How to complete this task: How many lines below hold the string "icon"? Report that number alone.

[Dataset entries]
BEGIN

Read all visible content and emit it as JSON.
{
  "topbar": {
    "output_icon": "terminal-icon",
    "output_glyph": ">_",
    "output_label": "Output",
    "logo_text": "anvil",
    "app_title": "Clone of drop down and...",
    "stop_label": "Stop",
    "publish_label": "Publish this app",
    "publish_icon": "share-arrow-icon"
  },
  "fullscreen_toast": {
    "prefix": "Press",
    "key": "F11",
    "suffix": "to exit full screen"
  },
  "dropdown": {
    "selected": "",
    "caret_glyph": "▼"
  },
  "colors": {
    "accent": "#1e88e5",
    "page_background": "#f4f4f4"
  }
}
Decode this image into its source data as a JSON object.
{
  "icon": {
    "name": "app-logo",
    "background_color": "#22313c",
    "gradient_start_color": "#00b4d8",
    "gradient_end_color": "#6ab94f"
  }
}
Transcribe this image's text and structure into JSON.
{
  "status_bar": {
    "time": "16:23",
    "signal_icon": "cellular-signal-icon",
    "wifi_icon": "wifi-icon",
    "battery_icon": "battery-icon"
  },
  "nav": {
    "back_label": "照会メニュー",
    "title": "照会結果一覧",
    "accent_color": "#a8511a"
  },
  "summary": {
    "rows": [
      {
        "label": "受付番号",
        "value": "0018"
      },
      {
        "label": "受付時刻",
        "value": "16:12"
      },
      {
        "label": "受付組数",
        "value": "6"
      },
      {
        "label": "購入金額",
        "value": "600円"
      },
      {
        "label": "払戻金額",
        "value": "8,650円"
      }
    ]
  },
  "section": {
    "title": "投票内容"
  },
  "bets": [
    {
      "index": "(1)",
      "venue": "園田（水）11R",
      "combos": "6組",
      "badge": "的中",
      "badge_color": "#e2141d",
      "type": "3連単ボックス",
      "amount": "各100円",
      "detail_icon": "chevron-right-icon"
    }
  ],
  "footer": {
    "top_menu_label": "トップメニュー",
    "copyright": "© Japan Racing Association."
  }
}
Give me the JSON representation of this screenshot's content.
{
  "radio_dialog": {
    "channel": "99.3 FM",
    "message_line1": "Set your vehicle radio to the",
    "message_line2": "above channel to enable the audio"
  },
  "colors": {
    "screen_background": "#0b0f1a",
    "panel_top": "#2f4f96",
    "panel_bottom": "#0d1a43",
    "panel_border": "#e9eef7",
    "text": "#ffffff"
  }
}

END

Task solution: 7